Nissan yesterday hosted a group of tertiary education students at the Nissan Technology Square, an environmental and safety technology exhibition which is currently running at Sandton City. Central to the exhibition is Nissan’s flagship electric vehicle, the LEAF (Leading Environmentally-Friendly Affordable Family car), which is poised for launch in Japan, the United States and Europe in December 2010, prior to a global rollout in 2012.
Visiting technology expert Takahiko Uchimura, from Nissan in Japan, said that engineering students were important for the future of automotive industry growth.
‚Nissan regards students as key in the development of a sustainable society for future generations,‚ stated Uchimura, who joined Nissan as a graduate from Yokohama National University, starting out in vehicle safety technology in 1981 and now in the Technology Development Division. ‚We are looking at a new generation of engineers to take Nissan into the future.‚
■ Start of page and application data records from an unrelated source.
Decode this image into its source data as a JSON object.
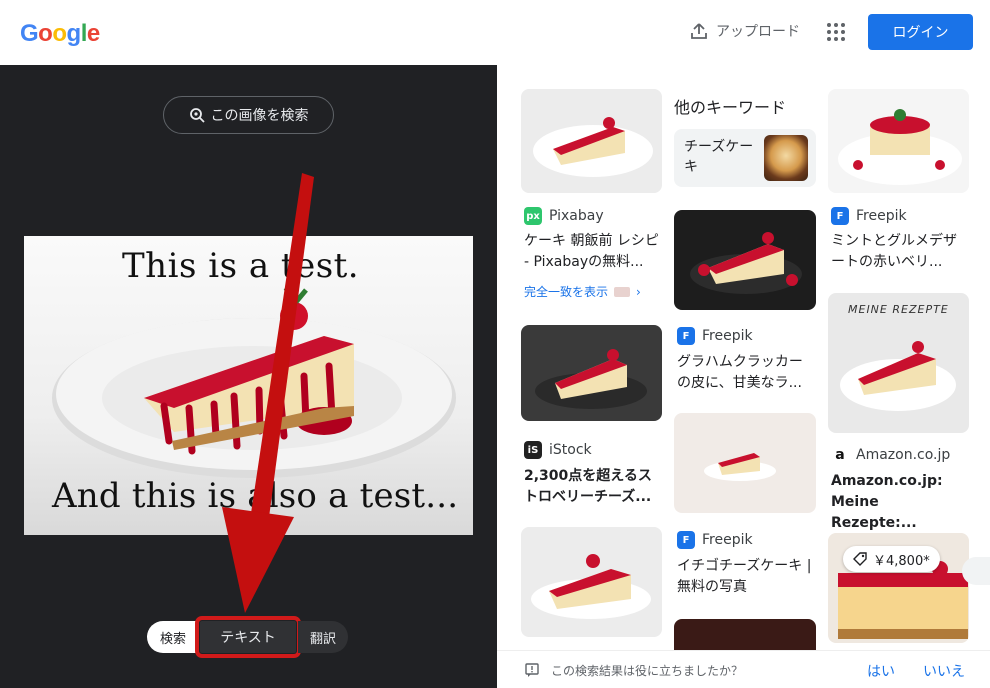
{
  "header": {
    "logo_letters": [
      "G",
      "o",
      "o",
      "g",
      "l",
      "e"
    ],
    "logo_colors": [
      "#4285F4",
      "#EA4335",
      "#FBBC05",
      "#4285F4",
      "#34A853",
      "#EA4335"
    ],
    "upload_label": "アップロード",
    "login_label": "ログイン"
  },
  "left": {
    "search_image_label": "この画像を検索",
    "image_text_line1": "This is a test.",
    "image_text_line2": "And this is also a test...",
    "modes": {
      "search": "検索",
      "text": "テキスト",
      "translate": "翻訳"
    }
  },
  "results": {
    "col1": [
      {
        "source": "Pixabay",
        "source_icon": "px",
        "source_color": "#2ec66d",
        "title": "ケーキ 朝飯前 レシピ - Pixabayの無料...",
        "exact_match": "完全一致を表示"
      },
      {
        "source": "iStock",
        "source_icon": "iS",
        "source_color": "#222222",
        "title": "2,300点を超えるストロベリーチーズ..."
      }
    ],
    "col2": {
      "keywords_title": "他のキーワード",
      "keyword": "チーズケーキ",
      "items": [
        {
          "source": "Freepik",
          "title": "グラハムクラッカーの皮に、甘美なラ..."
        },
        {
          "source": "Freepik",
          "title": "イチゴチーズケーキ | 無料の写真"
        }
      ]
    },
    "col3": [
      {
        "source": "Freepik",
        "title": "ミントとグルメデザートの赤いベリ..."
      },
      {
        "source": "Amazon.co.jp",
        "image_text": "MEINE REZEPTE",
        "title": "Amazon.co.jp: Meine Rezepte:..."
      },
      {
        "price": "￥4,800*"
      }
    ],
    "source_icon_color": "#1a73e8"
  },
  "feedback": {
    "question": "この検索結果は役に立ちましたか？",
    "yes": "はい",
    "no": "いいえ"
  }
}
More than 15, 000 engineers are employed at Nissan’s global research and development centres, which develop technologies according to specific market needs.
Mishael Mashele, an engineering student from Pretoria University, is currently on Nissan South Africa’s student scheme. Employed in the company’s product planning department, which researches the suitability of vehicles for the South African market, Mashele was pleased at the opportunity to attend the exhibition and see elements of Nissan innovation, especially the electric vehicle.
‚It’s the direction that the world should be taking in terms of auto manufacture. We need to move away from fossil fuels and energy resources that are not renewable,‚ he said, in support of cleaner and renewable forms of energy to cut down on CO2 emissions.
Mikail Ansari, currently completing his masters in electrical engineering at Wits University, is doing research in electric vehicles. He hopes to enter the automotive industry on completion of his studies.
‚I’m amazed at what I’ve seen,‚ he enthused of the LEAF technology. ‚Innovation sets the benchmark and gets people thinking.‚
Nissan’s ‚smart house’ and ‚smart community’ concepts ‚ in terms of renewable energy and electric vehicle energy storage ‚ appealed to fellow masters student, Craig Carlson, whose current field of study is ‚smart goods’.
‚It’s a concept that’s catching on in all areas and it’s especially exciting to see the integration of electric vehicles into the system,‚ said Carlson, whose Eskom bursary will give him the opportunity to look at power generation challenges and the creation of more effective distribution.
Marlize Naud√©, another Wits masters student, is researching energy efficiency. ‚The exhibition is interesting and stimulating and makes me realise there is a future for electrical engineers.‚
‚We are hoping to increase our new electrical engineering graduate pool across all our operations,‚ encouraged Uchimura, adding that an average of 1,000 are hired annually.
The Nissan Technology Square is open to the public and runs until 30 October.